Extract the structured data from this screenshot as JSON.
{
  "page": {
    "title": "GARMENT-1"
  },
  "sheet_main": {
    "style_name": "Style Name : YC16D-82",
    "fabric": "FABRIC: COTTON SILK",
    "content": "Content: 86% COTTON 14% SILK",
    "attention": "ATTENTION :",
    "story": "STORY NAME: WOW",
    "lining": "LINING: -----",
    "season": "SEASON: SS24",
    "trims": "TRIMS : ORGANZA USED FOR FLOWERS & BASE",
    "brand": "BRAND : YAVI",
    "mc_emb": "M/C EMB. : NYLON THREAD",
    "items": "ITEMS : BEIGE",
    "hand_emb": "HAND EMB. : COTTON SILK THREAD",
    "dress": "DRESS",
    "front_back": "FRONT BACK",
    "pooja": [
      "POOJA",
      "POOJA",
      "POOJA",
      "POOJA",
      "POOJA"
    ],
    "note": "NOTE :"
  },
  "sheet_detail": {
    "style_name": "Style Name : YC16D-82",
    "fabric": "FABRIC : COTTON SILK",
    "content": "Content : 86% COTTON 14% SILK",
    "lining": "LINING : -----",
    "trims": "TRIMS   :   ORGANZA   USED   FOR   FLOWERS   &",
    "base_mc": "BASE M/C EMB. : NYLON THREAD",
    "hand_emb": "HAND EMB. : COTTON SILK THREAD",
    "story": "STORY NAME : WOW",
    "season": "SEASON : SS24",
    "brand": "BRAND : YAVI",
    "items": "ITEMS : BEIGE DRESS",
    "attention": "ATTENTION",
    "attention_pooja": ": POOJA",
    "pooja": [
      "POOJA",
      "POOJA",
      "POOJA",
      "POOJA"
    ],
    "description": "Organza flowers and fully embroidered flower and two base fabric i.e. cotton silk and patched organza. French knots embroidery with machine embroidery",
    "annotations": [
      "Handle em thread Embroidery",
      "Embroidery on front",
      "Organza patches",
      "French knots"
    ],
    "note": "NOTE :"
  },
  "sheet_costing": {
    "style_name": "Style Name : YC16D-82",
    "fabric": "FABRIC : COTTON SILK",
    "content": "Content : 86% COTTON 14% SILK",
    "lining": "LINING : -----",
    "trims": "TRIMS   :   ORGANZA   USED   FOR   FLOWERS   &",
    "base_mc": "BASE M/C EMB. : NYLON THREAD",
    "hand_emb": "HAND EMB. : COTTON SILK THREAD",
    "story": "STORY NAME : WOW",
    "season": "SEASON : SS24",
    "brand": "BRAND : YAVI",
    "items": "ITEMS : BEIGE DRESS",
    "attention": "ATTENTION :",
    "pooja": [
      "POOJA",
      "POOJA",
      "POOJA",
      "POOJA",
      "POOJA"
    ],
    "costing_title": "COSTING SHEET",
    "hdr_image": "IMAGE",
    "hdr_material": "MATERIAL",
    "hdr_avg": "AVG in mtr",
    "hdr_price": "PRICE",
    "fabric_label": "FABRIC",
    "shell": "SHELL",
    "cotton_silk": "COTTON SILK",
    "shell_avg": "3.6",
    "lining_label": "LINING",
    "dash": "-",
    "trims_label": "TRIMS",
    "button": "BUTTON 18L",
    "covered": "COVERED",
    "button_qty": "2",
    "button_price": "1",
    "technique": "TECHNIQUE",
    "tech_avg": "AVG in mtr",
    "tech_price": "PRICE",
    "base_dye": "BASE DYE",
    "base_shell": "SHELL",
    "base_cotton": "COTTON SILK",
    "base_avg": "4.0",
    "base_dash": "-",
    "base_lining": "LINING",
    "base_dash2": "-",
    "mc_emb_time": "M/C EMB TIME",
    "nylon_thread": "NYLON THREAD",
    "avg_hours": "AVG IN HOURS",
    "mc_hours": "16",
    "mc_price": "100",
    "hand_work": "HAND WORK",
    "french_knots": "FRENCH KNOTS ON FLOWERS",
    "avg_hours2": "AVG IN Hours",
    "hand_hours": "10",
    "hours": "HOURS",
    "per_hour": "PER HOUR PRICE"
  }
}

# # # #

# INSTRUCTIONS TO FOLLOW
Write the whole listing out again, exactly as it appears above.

# RESULT
Extract the structured data from this screenshot as JSON.
{
  "page": {
    "title": "GARMENT-1"
  },
  "sheet_main": {
    "style_name": "Style Name : YC16D-82",
    "fabric": "FABRIC: COTTON SILK",
    "content": "Content: 86% COTTON 14% SILK",
    "attention": "ATTENTION :",
    "story": "STORY NAME: WOW",
    "lining": "LINING: -----",
    "season": "SEASON: SS24",
    "trims": "TRIMS : ORGANZA USED FOR FLOWERS & BASE",
    "brand": "BRAND : YAVI",
    "mc_emb": "M/C EMB. : NYLON THREAD",
    "items": "ITEMS : BEIGE",
    "hand_emb": "HAND EMB. : COTTON SILK THREAD",
    "dress": "DRESS",
    "front_back": "FRONT BACK",
    "pooja": [
      "POOJA",
      "POOJA",
      "POOJA",
      "POOJA",
      "POOJA"
    ],
    "note": "NOTE :"
  },
  "sheet_detail": {
    "style_name": "Style Name : YC16D-82",
    "fabric": "FABRIC : COTTON SILK",
    "content": "Content : 86% COTTON 14% SILK",
    "lining": "LINING : -----",
    "trims": "TRIMS   :   ORGANZA   USED   FOR   FLOWERS   &",
    "base_mc": "BASE M/C EMB. : NYLON THREAD",
    "hand_emb": "HAND EMB. : COTTON SILK THREAD",
    "story": "STORY NAME : WOW",
    "season": "SEASON : SS24",
    "brand": "BRAND : YAVI",
    "items": "ITEMS : BEIGE DRESS",
    "attention": "ATTENTION",
    "attention_pooja": ": POOJA",
    "pooja": [
      "POOJA",
      "POOJA",
      "POOJA",
      "POOJA"
    ],
    "description": "Organza flowers and fully embroidered flower and two base fabric i.e. cotton silk and patched organza. French knots embroidery with machine embroidery",
    "annotations": [
      "Handle em thread Embroidery",
      "Embroidery on front",
      "Organza patches",
      "French knots"
    ],
    "note": "NOTE :"
  },
  "sheet_costing": {
    "style_name": "Style Name : YC16D-82",
    "fabric": "FABRIC : COTTON SILK",
    "content": "Content : 86% COTTON 14% SILK",
    "lining": "LINING : -----",
    "trims": "TRIMS   :   ORGANZA   USED   FOR   FLOWERS   &",
    "base_mc": "BASE M/C EMB. : NYLON THREAD",
    "hand_emb": "HAND EMB. : COTTON SILK THREAD",
    "story": "STORY NAME : WOW",
    "season": "SEASON : SS24",
    "brand": "BRAND : YAVI",
    "items": "ITEMS : BEIGE DRESS",
    "attention": "ATTENTION :",
    "pooja": [
      "POOJA",
      "POOJA",
      "POOJA",
      "POOJA",
      "POOJA"
    ],
    "costing_title": "COSTING SHEET",
    "hdr_image": "IMAGE",
    "hdr_material": "MATERIAL",
    "hdr_avg": "AVG in mtr",
    "hdr_price": "PRICE",
    "fabric_label": "FABRIC",
    "shell": "SHELL",
    "cotton_silk": "COTTON SILK",
    "shell_avg": "3.6",
    "lining_label": "LINING",
    "dash": "-",
    "trims_label": "TRIMS",
    "button": "BUTTON 18L",
    "covered": "COVERED",
    "button_qty": "2",
    "button_price": "1",
    "technique": "TECHNIQUE",
    "tech_avg": "AVG in mtr",
    "tech_price": "PRICE",
    "base_dye": "BASE DYE",
    "base_shell": "SHELL",
    "base_cotton": "COTTON SILK",
    "base_avg": "4.0",
    "base_dash": "-",
    "base_lining": "LINING",
    "base_dash2": "-",
    "mc_emb_time": "M/C EMB TIME",
    "nylon_thread": "NYLON THREAD",
    "avg_hours": "AVG IN HOURS",
    "mc_hours": "16",
    "mc_price": "100",
    "hand_work": "HAND WORK",
    "french_knots": "FRENCH KNOTS ON FLOWERS",
    "avg_hours2": "AVG IN Hours",
    "hand_hours": "10",
    "hours": "HOURS",
    "per_hour": "PER HOUR PRICE"
  }
}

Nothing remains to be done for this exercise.